The task: Each line from the one that holds "Parse this screenshot: output" to the end of the records is to be retyped exactly. Pictures are not part of the copy.

[Stored dataset items]
'''

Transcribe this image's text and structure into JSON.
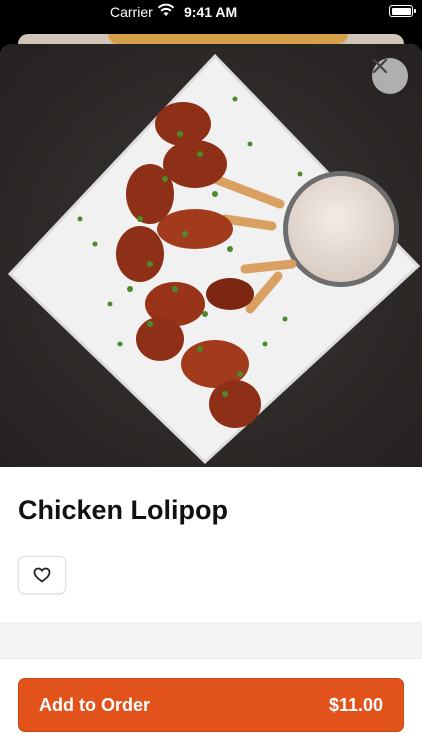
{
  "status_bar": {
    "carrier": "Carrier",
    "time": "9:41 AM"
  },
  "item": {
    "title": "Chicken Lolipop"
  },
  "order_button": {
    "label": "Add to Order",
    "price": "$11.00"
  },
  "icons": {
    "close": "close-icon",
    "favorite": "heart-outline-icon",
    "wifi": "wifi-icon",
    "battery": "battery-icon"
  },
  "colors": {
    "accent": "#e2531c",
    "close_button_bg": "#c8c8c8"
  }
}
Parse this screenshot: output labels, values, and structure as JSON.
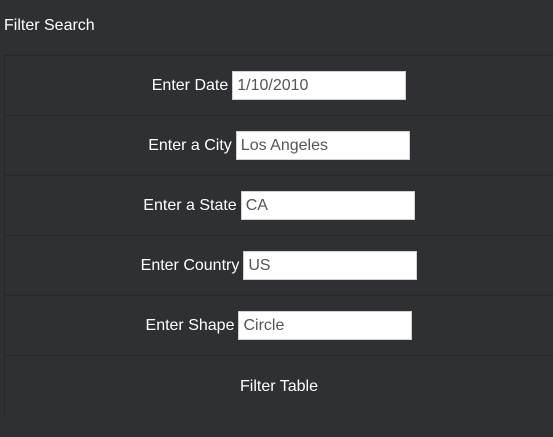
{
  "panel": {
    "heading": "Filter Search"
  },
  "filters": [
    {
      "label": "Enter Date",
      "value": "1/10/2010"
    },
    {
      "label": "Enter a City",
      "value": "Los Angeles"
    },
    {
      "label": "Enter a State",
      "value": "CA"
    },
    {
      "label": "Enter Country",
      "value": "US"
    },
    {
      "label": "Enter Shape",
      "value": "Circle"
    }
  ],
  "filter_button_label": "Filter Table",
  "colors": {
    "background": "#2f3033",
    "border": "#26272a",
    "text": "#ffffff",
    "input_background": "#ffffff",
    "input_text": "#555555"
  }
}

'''

Solution to the exercise:
Parse this screenshot: output labels, values, and structure as JSON.
{
  "panel": {
    "heading": "Filter Search"
  },
  "filters": [
    {
      "label": "Enter Date",
      "value": "1/10/2010"
    },
    {
      "label": "Enter a City",
      "value": "Los Angeles"
    },
    {
      "label": "Enter a State",
      "value": "CA"
    },
    {
      "label": "Enter Country",
      "value": "US"
    },
    {
      "label": "Enter Shape",
      "value": "Circle"
    }
  ],
  "filter_button_label": "Filter Table",
  "colors": {
    "background": "#2f3033",
    "border": "#26272a",
    "text": "#ffffff",
    "input_background": "#ffffff",
    "input_text": "#555555"
  }
}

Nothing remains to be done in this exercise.